She calls it Slide and she is a very strict teacher. I kept on screwing up one of the key sequences and each time she insisted we start from square one.

When I finally got somewhere with this thing, Victoria starts singing the Hamster Dance song, which immediately had me laughing, and thus, screwing up the sequence all over again.

"Will you stop that?" I shouted between guffaws.

"No," she said, "it's helping you concentrate."

Like hell it was. But we finally got through 10 straight rounds of the Slide, and even though Victoria said I was a disgrace to the Slide community, I feel rather proud of myself. And I haven't laughed so hard in ages.

Now, it's about 1:30 AM and I'm looking over the first quarter of 2007. If my life were a corporation and I had to address the shareholders, I would be forced to admit that it has been a challenging time for Robbo Inc.

In this first quarter, my father died, my health went down the crapper, my career is stalled and I can't find a woman to give me the time of day, let alone go out with me. Plus my fiction is sputtering around in circles as I try to focus on one project and see the damn thing to its conclusion.

Still, do I give up? Hell, no. There have been some bright spots--most notably the solo performer class I'm taking--and I take comfort in the fact that it will indeed get warmer.

This really is a time for renewal, even though you feel like putting up a Santa Claus decoration instead of the Easter Bunny. Spring is here, it just doesn't know it yet.

So I must ask all my shareholders to be patient and give me, the CEO, a chance to turn the company around. I will increase the value of our company over the remainder of the year and our stock will rise.

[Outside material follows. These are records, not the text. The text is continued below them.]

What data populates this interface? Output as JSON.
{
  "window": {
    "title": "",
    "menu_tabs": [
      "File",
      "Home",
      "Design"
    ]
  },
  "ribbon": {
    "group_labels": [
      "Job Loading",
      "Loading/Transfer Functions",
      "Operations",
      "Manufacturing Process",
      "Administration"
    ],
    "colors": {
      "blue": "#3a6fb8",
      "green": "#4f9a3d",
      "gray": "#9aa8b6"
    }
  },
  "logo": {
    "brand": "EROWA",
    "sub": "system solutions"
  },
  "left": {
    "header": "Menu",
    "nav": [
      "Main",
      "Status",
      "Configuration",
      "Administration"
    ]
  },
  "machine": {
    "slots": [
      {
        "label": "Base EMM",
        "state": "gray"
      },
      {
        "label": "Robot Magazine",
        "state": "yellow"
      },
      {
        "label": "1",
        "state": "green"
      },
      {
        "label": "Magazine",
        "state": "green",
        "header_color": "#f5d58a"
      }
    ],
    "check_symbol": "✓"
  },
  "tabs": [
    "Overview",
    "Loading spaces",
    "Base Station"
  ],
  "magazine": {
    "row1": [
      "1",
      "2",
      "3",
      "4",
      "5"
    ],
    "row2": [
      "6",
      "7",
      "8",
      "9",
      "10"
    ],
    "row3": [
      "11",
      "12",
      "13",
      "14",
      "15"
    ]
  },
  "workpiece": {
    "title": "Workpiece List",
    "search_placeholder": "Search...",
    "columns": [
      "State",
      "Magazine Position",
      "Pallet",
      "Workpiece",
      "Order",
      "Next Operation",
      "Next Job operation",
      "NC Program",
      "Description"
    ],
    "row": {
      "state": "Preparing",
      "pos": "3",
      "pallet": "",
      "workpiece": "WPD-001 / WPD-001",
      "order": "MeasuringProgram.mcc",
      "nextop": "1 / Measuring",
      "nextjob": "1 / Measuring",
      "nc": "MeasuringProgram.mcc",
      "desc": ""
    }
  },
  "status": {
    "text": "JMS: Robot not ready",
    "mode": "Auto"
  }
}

And if doesn't, feel free to cancel my contract and put some other poor bastard in charge of this whacked company--if you find someone crazy enough to take this gig.

I'll be heading off now to pound the living crap out of the Easter bunny. See you next quarter.